Anyone who has watched a flock of starlings or pigeons dance in the sky has to marvel at how so many individuals can fly in such precise patterns without colliding and, seemingly, without communicating with one another.
A team led by computer engineering professor Umit Uyar of The City College of the City University of New York is working to teach drones how to do it. Such drones – actually, they’re autonomous unpiloted aerial vehicles or UAVs – could work independently and yet together to clutter and confuse enemy radar or take out a hostile jamming station.
The U.S. military is keen to make use of such swarming technology, especially if it could use cheap or even disposable unpiloted aerial vehicles. With a grant from the U.S. Army Combat Capabilities Development Command, organized by the MSI STEM Research & Development Consortium, Uyar and colleagues have taken the first steps towards programming artificial intelligence into UAVs to that they can act independently and yet collectively.
“Unlike drones, which are controlled remotely, these govern themselves,” Uyar said. “The pilot is the artificial intelligence software, which running inside the drone computer. There is no human intervention, no centralized control.”
This allows the UAVs to react quickly, usually within milliseconds. “They adapt as they go, without control or preplanning. If there are changes in the mission, they adapt to it without even being instructed to do so,” Uyar said.

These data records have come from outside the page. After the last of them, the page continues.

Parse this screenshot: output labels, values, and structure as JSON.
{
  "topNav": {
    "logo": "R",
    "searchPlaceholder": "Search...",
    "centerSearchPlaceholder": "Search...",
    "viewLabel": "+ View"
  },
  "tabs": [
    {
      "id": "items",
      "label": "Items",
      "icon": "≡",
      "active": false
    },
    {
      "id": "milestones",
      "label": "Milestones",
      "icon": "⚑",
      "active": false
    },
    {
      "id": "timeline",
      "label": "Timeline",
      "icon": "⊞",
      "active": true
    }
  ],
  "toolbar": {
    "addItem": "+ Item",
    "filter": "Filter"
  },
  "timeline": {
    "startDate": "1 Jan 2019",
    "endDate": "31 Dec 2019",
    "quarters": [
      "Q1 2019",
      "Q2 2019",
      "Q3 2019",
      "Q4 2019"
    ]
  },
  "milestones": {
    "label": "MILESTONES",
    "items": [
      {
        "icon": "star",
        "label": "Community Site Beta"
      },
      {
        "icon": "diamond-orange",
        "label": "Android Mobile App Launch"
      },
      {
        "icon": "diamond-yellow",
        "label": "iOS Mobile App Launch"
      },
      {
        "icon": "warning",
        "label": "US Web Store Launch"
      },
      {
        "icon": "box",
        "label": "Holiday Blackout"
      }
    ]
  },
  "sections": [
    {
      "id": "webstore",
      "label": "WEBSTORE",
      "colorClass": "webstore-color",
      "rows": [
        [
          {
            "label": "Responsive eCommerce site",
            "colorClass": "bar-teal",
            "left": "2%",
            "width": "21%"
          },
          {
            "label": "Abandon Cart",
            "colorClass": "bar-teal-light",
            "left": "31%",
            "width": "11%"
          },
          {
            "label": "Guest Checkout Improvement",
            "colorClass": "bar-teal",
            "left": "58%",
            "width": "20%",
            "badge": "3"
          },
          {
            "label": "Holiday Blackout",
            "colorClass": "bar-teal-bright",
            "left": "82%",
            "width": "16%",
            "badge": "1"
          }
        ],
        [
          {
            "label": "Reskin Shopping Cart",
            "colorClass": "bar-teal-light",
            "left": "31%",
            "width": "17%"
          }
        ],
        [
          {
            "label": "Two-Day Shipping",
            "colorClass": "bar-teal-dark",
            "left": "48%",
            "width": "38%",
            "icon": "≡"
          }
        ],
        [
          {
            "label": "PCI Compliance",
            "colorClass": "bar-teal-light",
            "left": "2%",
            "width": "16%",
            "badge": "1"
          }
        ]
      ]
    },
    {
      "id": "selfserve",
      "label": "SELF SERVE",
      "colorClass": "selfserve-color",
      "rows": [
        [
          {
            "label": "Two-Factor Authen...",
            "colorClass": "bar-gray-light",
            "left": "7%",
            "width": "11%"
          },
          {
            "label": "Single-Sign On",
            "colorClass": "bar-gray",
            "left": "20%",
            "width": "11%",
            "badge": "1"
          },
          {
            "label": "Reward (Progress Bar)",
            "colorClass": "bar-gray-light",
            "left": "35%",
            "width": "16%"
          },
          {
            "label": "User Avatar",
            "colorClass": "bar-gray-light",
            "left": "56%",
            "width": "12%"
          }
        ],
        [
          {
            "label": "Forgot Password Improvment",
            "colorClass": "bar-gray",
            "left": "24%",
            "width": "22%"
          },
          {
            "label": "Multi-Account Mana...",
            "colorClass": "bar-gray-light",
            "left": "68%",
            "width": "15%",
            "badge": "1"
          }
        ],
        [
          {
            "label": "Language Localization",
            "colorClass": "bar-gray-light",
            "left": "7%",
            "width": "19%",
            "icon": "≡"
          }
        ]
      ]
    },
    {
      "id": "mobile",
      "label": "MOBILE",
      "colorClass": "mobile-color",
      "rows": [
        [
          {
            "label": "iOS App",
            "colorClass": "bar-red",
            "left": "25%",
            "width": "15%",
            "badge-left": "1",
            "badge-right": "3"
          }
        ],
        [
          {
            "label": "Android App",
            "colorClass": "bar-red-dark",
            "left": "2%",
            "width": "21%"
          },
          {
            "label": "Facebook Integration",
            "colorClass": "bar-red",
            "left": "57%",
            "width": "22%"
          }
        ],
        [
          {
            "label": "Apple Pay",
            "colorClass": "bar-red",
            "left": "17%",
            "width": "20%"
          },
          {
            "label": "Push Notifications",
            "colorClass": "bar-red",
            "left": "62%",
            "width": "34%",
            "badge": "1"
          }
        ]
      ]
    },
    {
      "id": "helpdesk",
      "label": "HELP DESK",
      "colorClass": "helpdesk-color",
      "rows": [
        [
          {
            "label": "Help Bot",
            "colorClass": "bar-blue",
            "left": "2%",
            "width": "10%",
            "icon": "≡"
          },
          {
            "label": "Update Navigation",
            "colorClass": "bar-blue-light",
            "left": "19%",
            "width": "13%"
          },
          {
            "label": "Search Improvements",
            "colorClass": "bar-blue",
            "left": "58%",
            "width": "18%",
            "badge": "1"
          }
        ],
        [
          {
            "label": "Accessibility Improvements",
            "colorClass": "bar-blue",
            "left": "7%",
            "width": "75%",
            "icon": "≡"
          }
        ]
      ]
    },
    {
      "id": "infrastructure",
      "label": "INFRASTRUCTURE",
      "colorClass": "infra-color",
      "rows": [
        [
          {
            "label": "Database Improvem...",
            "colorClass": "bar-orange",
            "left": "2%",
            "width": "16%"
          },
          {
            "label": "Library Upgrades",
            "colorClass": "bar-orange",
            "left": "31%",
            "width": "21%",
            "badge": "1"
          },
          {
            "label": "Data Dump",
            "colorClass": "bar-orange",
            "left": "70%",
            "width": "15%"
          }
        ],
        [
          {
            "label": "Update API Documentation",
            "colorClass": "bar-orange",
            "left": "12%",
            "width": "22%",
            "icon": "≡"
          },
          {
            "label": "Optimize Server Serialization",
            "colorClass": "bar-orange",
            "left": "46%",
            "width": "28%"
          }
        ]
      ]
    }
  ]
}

Uyar and Janusz Kusyk, a professor and artificial intelligence and game theory specialist at the New York City College of Technology, are working together to use game theory to program the UAVs. Game theory, popularized by the 2001 film “A Beautiful Mind” about the economist John Nash, calls for individuals to act in their own best interests by taking into account what others will do.
“By using game theory, we are able to predict what other UAVs would do in their own circumstances,” Uyar said. “Each UAV is rational, selfish, and seeking the best outcome for itself. By predicting what the others will do, each UAV knows how to play a game.”
If this sounds like a lot of programming for a tiny vehicle, Uyar and Kusyk say that is where their research has advantages. “That’s why ours are better than other commercial ones because we know how to make these things computationally lightweight, with simple programs that run fast,” Uyar said.
Computer emulations have shown the software works, Uyar said. They reported some of their work at the 2019 Military Communications for the 21st Century (MILCOM) conference in Norfolk, Virginia.
“Our approach differs from existing security measure implementations reported in the literature since it synergistically combines evolutionary computation with game theory and stochastic processes to provide a powerful and comprehensive cyber defense system,” they wrote in their presentation to the conference. “In our approach, evolutionary methods using context-free grammars generate programs that detect and prevent real-life cyber threats,” they added.
The team is still working with the grant. “Currently, we are putting these programs into real UAVs but we haven’t flown a real UAV swarm,” Uyar said. “We need more funding.”